(Reuters) - Cancer deaths in America's rural areas are not falling as much as they are in urban areas even though the total deaths from the disease are dropping across the country, a U.S health agency report showed, emphasizing the gap in access to healthcare.
Cancer accounted for 180 deaths per 100,000 persons in rural areas annually compared with 158 deaths in urban areas, according to a report by the Centers for Disease Control and Prevention (CDC) released on Thursday.
Rural areas, however, reported fewer new cancer cases at 442 per 100,000 persons compared with 457 cases in urban areas.
But for cancers that are often associated with tobacco use such as lung or those that can be diagnosed through early screenings, including colorectal and cervical, the rate of incidence is higher in rural areas, the report said.
"While geography alone can't predict your risk of cancer, it can impact prevention, diagnosis and treatment opportunities – and that's a significant public health problem," said acting CDC Director Anne Schuchat.
More than 46 million Americans, or 15 percent of the country's population, live in rural areas, and face numerous health disparities compared to their urban counterparts, according to the CDC.
The drop in cancer deaths in the United States can be partly attributed to advances in oncological drug research.
But despite a spate of recent approvals, competition between newer drugs has not brought down prices, which can now top $250,000 a year.
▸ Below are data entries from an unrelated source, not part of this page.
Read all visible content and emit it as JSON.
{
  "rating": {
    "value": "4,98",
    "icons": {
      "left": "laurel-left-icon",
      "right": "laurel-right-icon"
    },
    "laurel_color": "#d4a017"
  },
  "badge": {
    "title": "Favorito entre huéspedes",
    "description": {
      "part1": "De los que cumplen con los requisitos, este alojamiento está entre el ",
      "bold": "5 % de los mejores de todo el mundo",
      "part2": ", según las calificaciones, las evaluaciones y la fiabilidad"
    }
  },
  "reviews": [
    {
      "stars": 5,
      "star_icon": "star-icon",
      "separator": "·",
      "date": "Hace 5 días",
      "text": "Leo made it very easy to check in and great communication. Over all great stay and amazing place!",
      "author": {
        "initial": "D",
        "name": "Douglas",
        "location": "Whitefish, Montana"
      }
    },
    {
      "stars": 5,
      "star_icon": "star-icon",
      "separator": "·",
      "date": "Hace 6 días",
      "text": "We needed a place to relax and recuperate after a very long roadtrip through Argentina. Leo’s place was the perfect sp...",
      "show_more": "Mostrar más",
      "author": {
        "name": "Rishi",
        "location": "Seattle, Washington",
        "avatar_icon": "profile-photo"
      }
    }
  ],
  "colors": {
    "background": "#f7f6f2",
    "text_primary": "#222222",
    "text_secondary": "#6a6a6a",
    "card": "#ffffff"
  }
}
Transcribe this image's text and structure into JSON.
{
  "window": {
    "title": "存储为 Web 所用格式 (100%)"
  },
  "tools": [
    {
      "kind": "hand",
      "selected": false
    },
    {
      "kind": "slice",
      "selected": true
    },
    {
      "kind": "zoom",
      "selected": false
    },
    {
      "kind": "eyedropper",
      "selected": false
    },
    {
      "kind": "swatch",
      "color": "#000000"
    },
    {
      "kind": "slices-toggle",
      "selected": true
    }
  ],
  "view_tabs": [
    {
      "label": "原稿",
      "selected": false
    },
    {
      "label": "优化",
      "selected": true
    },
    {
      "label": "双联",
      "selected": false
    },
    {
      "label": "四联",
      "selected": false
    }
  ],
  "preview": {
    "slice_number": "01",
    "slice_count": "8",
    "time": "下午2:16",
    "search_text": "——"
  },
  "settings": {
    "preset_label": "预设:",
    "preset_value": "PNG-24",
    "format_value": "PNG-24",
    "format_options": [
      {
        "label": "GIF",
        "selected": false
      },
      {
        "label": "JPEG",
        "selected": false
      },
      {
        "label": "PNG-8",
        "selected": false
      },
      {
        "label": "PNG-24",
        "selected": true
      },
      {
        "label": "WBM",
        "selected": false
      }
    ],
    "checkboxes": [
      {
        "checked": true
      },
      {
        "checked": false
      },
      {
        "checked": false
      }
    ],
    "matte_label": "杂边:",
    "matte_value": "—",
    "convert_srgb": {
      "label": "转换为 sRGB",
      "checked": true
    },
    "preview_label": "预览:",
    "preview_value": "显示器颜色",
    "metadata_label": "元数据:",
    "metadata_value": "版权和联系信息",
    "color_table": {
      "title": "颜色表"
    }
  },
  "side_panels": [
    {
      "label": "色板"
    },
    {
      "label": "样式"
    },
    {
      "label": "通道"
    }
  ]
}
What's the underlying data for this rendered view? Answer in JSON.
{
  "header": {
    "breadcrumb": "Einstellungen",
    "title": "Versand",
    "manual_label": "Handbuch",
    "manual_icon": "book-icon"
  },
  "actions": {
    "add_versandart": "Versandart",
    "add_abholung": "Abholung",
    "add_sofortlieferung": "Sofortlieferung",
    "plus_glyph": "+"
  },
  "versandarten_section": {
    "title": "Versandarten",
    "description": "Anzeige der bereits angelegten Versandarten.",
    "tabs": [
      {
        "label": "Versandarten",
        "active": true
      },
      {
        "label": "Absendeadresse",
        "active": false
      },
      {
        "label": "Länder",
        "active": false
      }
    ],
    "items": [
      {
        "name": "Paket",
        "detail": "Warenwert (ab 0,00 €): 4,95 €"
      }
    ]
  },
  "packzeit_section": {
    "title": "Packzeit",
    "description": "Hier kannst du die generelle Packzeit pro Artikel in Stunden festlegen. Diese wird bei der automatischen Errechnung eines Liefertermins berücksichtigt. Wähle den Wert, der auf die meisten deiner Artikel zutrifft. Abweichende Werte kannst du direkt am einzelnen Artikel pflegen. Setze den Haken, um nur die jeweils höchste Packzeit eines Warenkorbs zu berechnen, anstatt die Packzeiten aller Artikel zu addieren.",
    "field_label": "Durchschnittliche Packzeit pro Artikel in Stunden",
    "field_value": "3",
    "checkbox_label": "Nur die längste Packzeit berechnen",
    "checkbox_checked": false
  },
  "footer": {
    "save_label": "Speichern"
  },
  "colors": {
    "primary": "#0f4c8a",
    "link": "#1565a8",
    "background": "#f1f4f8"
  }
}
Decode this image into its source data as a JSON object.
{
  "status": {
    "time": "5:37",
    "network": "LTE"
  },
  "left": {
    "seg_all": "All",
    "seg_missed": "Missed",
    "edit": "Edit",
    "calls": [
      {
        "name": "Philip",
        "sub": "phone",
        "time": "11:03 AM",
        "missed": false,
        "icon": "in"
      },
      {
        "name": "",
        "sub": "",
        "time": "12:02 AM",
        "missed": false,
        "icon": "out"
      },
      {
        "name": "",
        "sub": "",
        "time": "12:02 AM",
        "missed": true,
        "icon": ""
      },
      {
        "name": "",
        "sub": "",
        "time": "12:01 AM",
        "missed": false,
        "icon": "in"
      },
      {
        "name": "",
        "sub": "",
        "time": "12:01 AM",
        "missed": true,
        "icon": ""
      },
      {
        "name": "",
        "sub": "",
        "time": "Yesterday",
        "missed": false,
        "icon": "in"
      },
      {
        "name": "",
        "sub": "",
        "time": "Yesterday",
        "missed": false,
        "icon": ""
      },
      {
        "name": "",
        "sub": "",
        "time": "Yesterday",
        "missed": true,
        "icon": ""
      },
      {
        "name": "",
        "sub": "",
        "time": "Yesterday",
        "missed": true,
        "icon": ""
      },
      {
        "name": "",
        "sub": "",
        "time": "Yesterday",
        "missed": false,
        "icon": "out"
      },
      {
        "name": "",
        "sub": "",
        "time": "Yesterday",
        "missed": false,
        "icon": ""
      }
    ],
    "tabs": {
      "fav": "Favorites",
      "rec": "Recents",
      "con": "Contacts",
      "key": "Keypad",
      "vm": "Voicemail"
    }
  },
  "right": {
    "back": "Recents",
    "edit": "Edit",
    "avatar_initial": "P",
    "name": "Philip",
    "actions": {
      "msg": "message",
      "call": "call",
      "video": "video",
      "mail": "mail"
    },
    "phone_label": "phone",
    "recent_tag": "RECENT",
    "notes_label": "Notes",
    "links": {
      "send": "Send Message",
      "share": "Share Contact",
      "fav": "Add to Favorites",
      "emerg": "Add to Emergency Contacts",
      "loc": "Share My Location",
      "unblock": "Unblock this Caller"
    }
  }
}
Reporting by Natalie Grover in Bengaluru; Editing by Arun Koyyur